From Star Truibune Newsletter on December 5th
"How do you win in the Twin Cities and particularly Minneapolis and St. Paul? We’ll do well in greater Minnesota because we always do well in greater Minnesota and you guys have values that match what our message is. That’s not necessarily true, at least in the inner city.”
Question: What are the "values" of people in the "inner city" that are so different than people in greater Minnesota? Inform us, Commissioner Johnson.
From Star Tribune Newsletter on December 6th
Regarding Commish Johnson, who said recently, “How do you win in the Twin Cities and particularly Minneapolis and St. Paul? We’ll do well in greater Minnesota because we always do well in greater Minnesota and you guys have values that match what our message is. That’s not necessarily true, at least in the inner city.”
I asked what values do people hold in the inner city that are so different than in the greater Minnesota. Johnson and I had an email exchange, which I've edited for space but tried to leave his argument intact:
To suggest there aren’t differences in what is generally valued in Greater MN vs. Minneapolis and St. Paul is ridiculous. The issue of abortion is an easy one. The issue of whether we enforce immigration laws is another. The issue of whether we put the freedom of individuals to live their lives over the power of government to control them is another. Just look at the voting trends – values are clearly quite different for a majority of people in (greater Minnesota) compared to a majority of people in the inner city.
I pointed out that these are public policy preferences, not "values," which are more like freedom, justice, love etc. and which the vast majority of Americans of both parties and no party hold dear. I asked him if he agrees.
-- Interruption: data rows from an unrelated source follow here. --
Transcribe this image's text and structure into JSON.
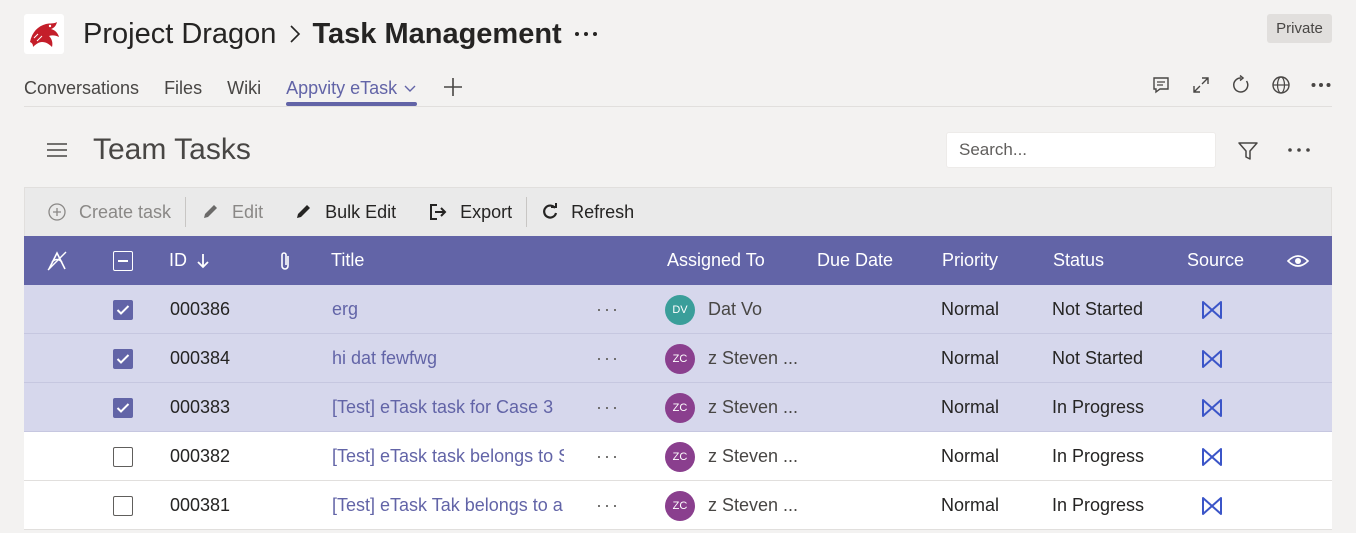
{
  "header": {
    "team": "Project Dragon",
    "page": "Task Management",
    "privacy": "Private"
  },
  "tabs": [
    {
      "label": "Conversations",
      "active": false
    },
    {
      "label": "Files",
      "active": false
    },
    {
      "label": "Wiki",
      "active": false
    },
    {
      "label": "Appvity eTask",
      "active": true
    }
  ],
  "tab_icons": [
    "chat-icon",
    "expand-icon",
    "refresh-icon",
    "globe-icon",
    "more-icon"
  ],
  "app": {
    "title": "Team Tasks",
    "search_placeholder": "Search..."
  },
  "toolbar": {
    "create": "Create task",
    "edit": "Edit",
    "bulk_edit": "Bulk Edit",
    "export": "Export",
    "refresh": "Refresh"
  },
  "columns": {
    "id": "ID",
    "title": "Title",
    "assigned": "Assigned To",
    "due": "Due Date",
    "priority": "Priority",
    "status": "Status",
    "source": "Source"
  },
  "rows": [
    {
      "selected": true,
      "id": "000386",
      "title": "erg",
      "initials": "DV",
      "avatar_color": "#3a9e9a",
      "assigned": "Dat Vo",
      "due": "",
      "priority": "Normal",
      "status": "Not Started"
    },
    {
      "selected": true,
      "id": "000384",
      "title": "hi dat fewfwg",
      "initials": "ZC",
      "avatar_color": "#8a3f8e",
      "assigned": "z Steven ...",
      "due": "",
      "priority": "Normal",
      "status": "Not Started"
    },
    {
      "selected": true,
      "id": "000383",
      "title": "[Test] eTask task for Case 3",
      "initials": "ZC",
      "avatar_color": "#8a3f8e",
      "assigned": "z Steven ...",
      "due": "",
      "priority": "Normal",
      "status": "In Progress"
    },
    {
      "selected": false,
      "id": "000382",
      "title": "[Test] eTask task belongs to S..",
      "initials": "ZC",
      "avatar_color": "#8a3f8e",
      "assigned": "z Steven ...",
      "due": "",
      "priority": "Normal",
      "status": "In Progress"
    },
    {
      "selected": false,
      "id": "000381",
      "title": "[Test] eTask Tak belongs to a ..",
      "initials": "ZC",
      "avatar_color": "#8a3f8e",
      "assigned": "z Steven ...",
      "due": "",
      "priority": "Normal",
      "status": "In Progress"
    }
  ],
  "colors": {
    "accent": "#6264a7",
    "selected_row": "#d6d7ec",
    "source_icon": "#3b55c8"
  }
}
His response: "Of course they do, but public policy preferences are based on values, as well."
So he agrees they have the same values? "Some are the same and some are different." He then returned to the original assertion: "In general, though, you're going to find more 'conservative' values in Brainerd than in Minneapolis."
Star Tribune biz columnist Lee Schafer had his own response:
Of my friends in St. Paul….All but one still married to their original spouse. All of them with kids that have graduated high school and (so far) almost all college. All of them have maintained supportive relationships with kids (including) who have revealed themselves to be gay or, in one case, trans. All of them with longtime church membership, with one exception. All of them are philanthropic and volunteer. All of them own at least one car and a primary residence. All of them are working, although I'm fast approaching the point when friends will start retiring. All of them maintain healthy relationships with extended families. All of them vote and are engaged in the political process.
So which of these data points -- which you could say are reflections of values -- would be considered alien in greater Minnesota? Maybe Schafer and his friends are just really boring outliers and everyone else in the Twin Cities is using their welfare checks for drug-fueled orgies. That must be it.
Why am I harping on this? Think of it this way: Can you be friends with someone with whom you share political differences? Of course. Can you be friends with someone with whom you share different values? Much, much more difficult. To say a group of people have different values is often imprecise, with divisive ramifications. And as everyone knows, I just want everyone to be friends.